Today I took the kids to a tour of the Irish Maritime Museum in Dun Laoghaire. Part of Heritage Week the tour was FREE and VERY informative. The guide was excellent and spent a long time explaining each significant event. Some tragic events were heart wrenching, especially this one told on the Dun Laoghaire’s RNLI page.
He first started off explaining that the building which the museum is now located was an active Church of Ireland parish from 1837 to 1971 purposely built for merchants. A select number of seats below were reserved for those in the merchant marine and all of the balcony were reserved for the English Navy. In fact, everyone had to attend church every Sunday, even prisoners so they had two areas in the far corner reserved for the prisoners who were brought in in chains. In 1971 it was reconsecrated and turned into a museum and in the Celtic Tiger boom it was given a grant for a major refurbishment to take it to where it is today.
The 10-tonne, Bailey Optic from Howth, donated from Irish Lights was VERY impressive. The whole top assembly floats on a bed or mercury and needs very little energy to keep it moving.
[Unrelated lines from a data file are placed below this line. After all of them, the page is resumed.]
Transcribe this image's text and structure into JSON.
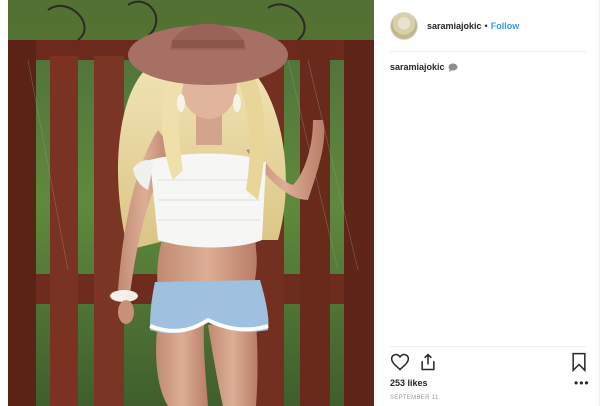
{
  "post": {
    "username": "saramiajokic",
    "follow_label": "Follow",
    "separator": "•",
    "caption_user": "saramiajokic",
    "likes": "253 likes",
    "date": "SEPTEMBER 11",
    "more_label": "•••"
  },
  "icons": {
    "like": "heart-icon",
    "share": "share-icon",
    "save": "bookmark-icon",
    "caption": "speech-bubble-icon"
  },
  "colors": {
    "follow_blue": "#3897f0",
    "text": "#262626",
    "muted": "#999999"
  }
}
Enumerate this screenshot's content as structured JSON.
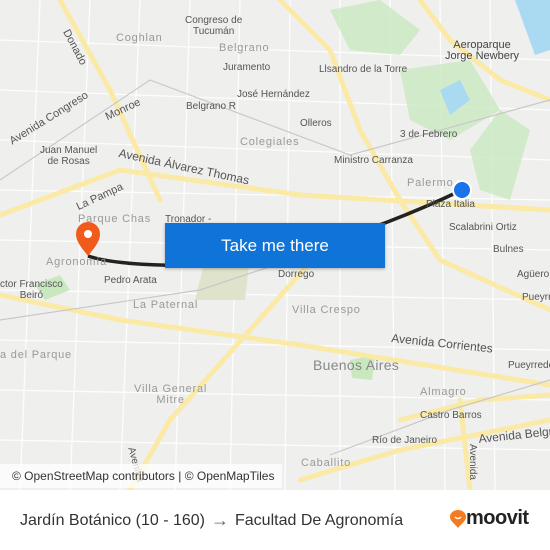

It now uses an electrical motor, but the original mechanism which drove the music was by being wound by one of three lighthouse keepers.
The stain glass windows behind it and throughout the museum were impressive – of course, my camera phone does not do them justice.
The kids tried Morse Code where they sent messages to each other and learned to write their name in code. They did this at the Henry Blogg Museum in Cromer.
Overall we had a great time and the tour was very informative. I highly recommend anyone who has an interest in the historical aspect of the sea, particularly what happened in the Irish maritime history visit this museum. It is on the DART line and nearby People’s Park so it would be great to visit it on an a day when the market it on.